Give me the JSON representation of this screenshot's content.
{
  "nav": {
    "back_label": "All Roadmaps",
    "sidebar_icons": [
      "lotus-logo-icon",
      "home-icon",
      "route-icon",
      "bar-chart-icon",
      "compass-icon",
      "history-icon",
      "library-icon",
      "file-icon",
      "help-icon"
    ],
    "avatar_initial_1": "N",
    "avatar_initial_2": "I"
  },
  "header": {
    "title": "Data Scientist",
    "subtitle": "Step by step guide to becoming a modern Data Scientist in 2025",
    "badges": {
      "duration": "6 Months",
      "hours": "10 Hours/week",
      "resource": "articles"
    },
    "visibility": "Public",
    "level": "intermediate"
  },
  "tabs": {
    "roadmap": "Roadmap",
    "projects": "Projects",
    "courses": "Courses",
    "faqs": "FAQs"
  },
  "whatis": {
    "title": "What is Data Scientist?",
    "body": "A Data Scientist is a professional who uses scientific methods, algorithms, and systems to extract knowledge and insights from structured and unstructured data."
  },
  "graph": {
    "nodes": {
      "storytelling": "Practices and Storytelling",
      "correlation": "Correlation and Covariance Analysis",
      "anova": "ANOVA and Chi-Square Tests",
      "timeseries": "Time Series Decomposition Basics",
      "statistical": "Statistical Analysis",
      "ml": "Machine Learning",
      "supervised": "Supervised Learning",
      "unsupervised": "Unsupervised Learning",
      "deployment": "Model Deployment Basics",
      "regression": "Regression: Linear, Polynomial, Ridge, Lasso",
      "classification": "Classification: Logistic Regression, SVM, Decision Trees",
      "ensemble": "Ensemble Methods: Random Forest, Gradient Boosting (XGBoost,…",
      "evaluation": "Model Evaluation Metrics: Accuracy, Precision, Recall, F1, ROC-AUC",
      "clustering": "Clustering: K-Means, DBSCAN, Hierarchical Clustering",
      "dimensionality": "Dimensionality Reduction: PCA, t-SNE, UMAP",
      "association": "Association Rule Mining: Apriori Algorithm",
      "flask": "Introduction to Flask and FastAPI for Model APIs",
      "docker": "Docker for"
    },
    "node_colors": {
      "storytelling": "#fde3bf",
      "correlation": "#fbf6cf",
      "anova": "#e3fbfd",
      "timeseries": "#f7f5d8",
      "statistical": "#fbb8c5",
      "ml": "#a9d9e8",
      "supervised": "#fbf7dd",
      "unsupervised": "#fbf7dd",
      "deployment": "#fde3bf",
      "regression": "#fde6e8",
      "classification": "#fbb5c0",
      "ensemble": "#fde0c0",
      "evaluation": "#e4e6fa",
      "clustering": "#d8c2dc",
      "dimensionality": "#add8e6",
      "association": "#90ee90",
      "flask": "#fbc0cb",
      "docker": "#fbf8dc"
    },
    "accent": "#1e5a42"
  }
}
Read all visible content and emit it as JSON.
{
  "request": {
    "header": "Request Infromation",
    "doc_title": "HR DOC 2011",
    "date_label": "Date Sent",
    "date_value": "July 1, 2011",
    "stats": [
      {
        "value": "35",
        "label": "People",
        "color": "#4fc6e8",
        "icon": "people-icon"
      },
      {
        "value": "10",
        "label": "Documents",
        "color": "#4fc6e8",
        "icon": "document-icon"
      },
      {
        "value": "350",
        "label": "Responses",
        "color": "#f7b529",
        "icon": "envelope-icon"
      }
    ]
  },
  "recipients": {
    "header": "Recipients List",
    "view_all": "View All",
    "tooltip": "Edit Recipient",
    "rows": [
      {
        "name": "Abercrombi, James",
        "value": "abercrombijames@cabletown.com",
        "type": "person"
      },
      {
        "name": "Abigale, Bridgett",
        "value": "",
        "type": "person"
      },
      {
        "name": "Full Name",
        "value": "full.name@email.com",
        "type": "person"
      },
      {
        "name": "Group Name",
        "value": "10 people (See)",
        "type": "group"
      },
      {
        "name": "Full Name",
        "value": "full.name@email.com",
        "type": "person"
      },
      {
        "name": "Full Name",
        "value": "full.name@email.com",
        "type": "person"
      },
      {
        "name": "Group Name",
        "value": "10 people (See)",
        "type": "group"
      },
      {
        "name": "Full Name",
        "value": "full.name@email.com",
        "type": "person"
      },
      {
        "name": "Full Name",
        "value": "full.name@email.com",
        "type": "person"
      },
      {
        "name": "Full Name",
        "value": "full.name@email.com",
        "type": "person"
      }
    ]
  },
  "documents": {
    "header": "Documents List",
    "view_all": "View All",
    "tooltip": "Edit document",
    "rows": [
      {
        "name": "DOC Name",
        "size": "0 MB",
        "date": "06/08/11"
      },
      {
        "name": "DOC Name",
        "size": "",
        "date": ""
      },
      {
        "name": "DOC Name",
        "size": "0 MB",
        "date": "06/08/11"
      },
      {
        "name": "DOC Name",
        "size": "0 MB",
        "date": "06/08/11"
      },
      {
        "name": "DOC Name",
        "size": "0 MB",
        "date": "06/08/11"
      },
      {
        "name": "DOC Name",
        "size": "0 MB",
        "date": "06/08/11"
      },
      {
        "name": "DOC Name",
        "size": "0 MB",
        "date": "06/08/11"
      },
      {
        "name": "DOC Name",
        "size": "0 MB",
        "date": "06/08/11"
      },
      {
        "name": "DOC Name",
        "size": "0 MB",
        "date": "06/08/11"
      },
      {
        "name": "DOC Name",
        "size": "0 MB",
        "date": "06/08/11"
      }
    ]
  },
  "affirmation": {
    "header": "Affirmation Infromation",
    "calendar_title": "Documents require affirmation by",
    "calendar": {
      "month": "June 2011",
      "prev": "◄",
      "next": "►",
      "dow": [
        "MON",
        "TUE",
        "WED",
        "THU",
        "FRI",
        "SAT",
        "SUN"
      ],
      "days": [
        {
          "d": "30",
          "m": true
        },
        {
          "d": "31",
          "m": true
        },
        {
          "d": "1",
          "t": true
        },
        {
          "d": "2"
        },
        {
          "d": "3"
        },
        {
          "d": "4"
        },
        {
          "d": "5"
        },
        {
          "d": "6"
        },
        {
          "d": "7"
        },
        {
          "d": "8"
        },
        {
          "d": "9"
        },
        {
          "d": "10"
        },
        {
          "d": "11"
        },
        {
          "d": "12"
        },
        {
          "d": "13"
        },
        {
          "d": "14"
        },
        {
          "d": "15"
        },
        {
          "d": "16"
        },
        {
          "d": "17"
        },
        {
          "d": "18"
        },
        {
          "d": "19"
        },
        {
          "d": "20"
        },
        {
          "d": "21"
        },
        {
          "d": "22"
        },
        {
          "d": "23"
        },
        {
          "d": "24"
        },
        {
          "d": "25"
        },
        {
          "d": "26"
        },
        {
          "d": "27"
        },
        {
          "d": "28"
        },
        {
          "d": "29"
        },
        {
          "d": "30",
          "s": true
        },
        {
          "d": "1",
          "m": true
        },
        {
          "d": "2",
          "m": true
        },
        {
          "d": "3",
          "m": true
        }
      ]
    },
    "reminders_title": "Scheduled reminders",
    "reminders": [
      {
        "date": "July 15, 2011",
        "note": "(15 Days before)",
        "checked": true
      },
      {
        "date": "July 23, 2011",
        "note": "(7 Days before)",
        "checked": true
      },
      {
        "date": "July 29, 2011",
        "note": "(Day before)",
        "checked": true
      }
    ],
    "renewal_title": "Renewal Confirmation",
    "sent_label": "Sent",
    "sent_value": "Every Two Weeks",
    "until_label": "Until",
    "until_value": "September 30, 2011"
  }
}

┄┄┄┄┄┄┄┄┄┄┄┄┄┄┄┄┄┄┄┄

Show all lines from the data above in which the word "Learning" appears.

      "ml": "Machine Learning",
      "supervised": "Supervised Learning",
      "unsupervised": "Unsupervised Learning",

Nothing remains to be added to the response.